# Electric force between two parallel plates one of which got a rough surface

So if I have two parallel metal sheets separated by 0.1 meters with air as a dielectric with a breakdown strength of 3MV/m and I'm applying a voltage pulse that goes from 0 to 100kV in few microseconds (so we shouldn't have an arc between the two plates as the electric field is below the breakdown of air) Now assume that one of the plates got a rough surface hence a lot of sharp spikes, so there is an amplification of the electric field by a factor of 10 or even 100x that causes a breakdown to occur between the two plates through the air. How would you find how much force was exerted on the 2nd plate due to the huge electric field? Basically trying to find out if the surface of the 2nd plate would bend.
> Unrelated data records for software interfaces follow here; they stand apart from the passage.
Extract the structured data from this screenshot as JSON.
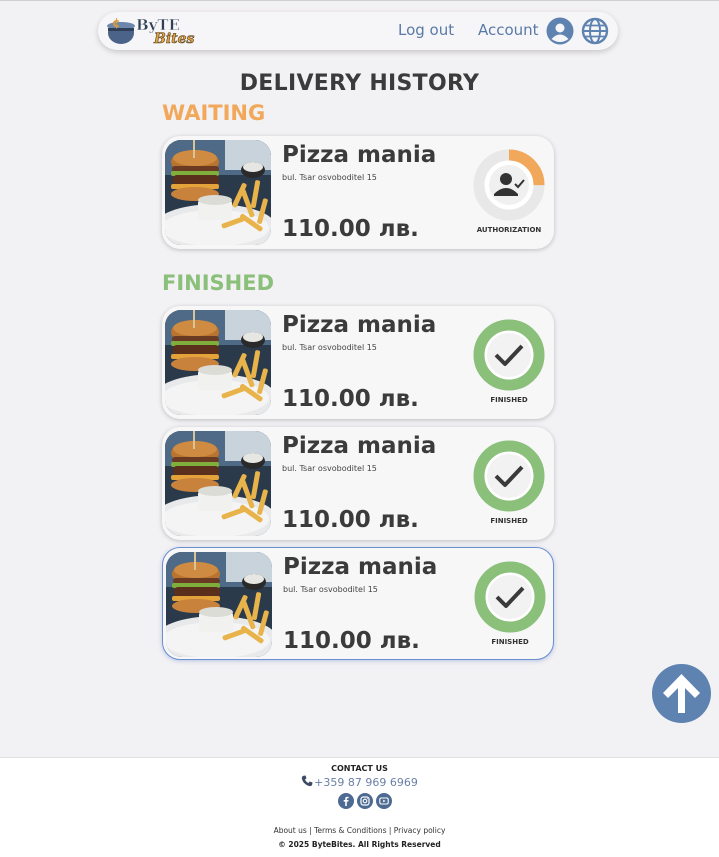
{
  "header": {
    "logo_text": "ByteBites",
    "logout_label": "Log out",
    "account_label": "Account",
    "icons": [
      "user-icon",
      "globe-icon"
    ]
  },
  "page": {
    "title": "DELIVERY HISTORY"
  },
  "sections": {
    "waiting_title": "WAITING",
    "finished_title": "FINISHED"
  },
  "orders": [
    {
      "restaurant": "Pizza mania",
      "address": "bul. Tsar osvoboditel 15",
      "price": "110.00 лв.",
      "status": "AUTHORIZATION",
      "status_icon": "user-check-icon",
      "progress": 0.25,
      "color": "#f2a85a"
    },
    {
      "restaurant": "Pizza mania",
      "address": "bul. Tsar osvoboditel 15",
      "price": "110.00 лв.",
      "status": "FINISHED",
      "status_icon": "checkmark-icon",
      "progress": 1.0,
      "color": "#8bc07b"
    },
    {
      "restaurant": "Pizza mania",
      "address": "bul. Tsar osvoboditel 15",
      "price": "110.00 лв.",
      "status": "FINISHED",
      "status_icon": "checkmark-icon",
      "progress": 1.0,
      "color": "#8bc07b"
    },
    {
      "restaurant": "Pizza mania",
      "address": "bul. Tsar osvoboditel 15",
      "price": "110.00 лв.",
      "status": "FINISHED",
      "status_icon": "checkmark-icon",
      "progress": 1.0,
      "color": "#8bc07b"
    }
  ],
  "footer": {
    "contact_title": "CONTACT US",
    "phone": "+359 87 969 6969",
    "socials": [
      "facebook-icon",
      "instagram-icon",
      "youtube-icon"
    ],
    "links": "About us | Terms & Conditions | Privacy policy",
    "copyright": "© 2025 ByteBites. All Rights Reserved"
  },
  "colors": {
    "accent": "#5e83b1",
    "waiting": "#f2a85a",
    "finished": "#8bc07b",
    "background": "#f2f1f3"
  }
}
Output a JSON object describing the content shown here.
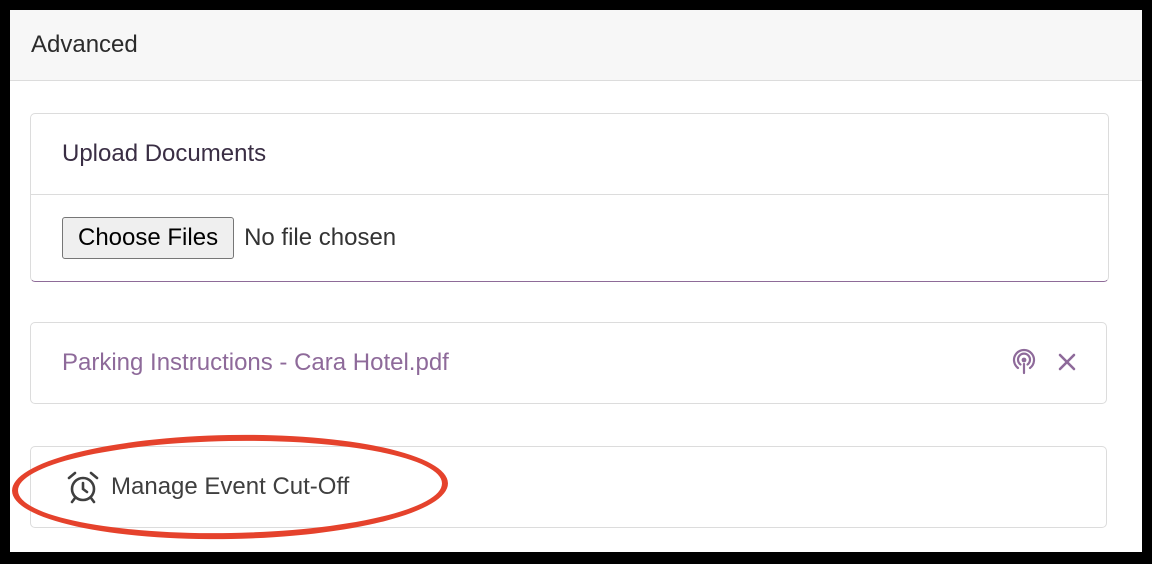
{
  "panel": {
    "title": "Advanced"
  },
  "upload": {
    "title": "Upload Documents",
    "button_label": "Choose Files",
    "status_text": "No file chosen"
  },
  "documents": [
    {
      "name": "Parking Instructions - Cara Hotel.pdf",
      "actions": [
        "broadcast-icon",
        "close-icon"
      ]
    }
  ],
  "cutoff": {
    "label": "Manage Event Cut-Off",
    "icon": "alarm-clock-icon"
  },
  "colors": {
    "accent": "#8e6a9a",
    "highlight": "#e5422c"
  }
}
BTW I don't care about exact numbers, just looking for the general way to think about this problem. I know for a parallel plate capacitor with uniform electric field the force is F = (Permativity * Voltage ^2 * surface area)/(2*distance^2) But this isn't uniform electric field as the spikes on the surface will have much higher fields.

Also is it fair to say that when the electric field got amplified by 10x, the potential difference between this spike and the other ground plane (2nd plate) was also amplified by 10x but it wasn't a sustainable potential difference as the arc/spark connected the two metals together and got rid of this potential difference?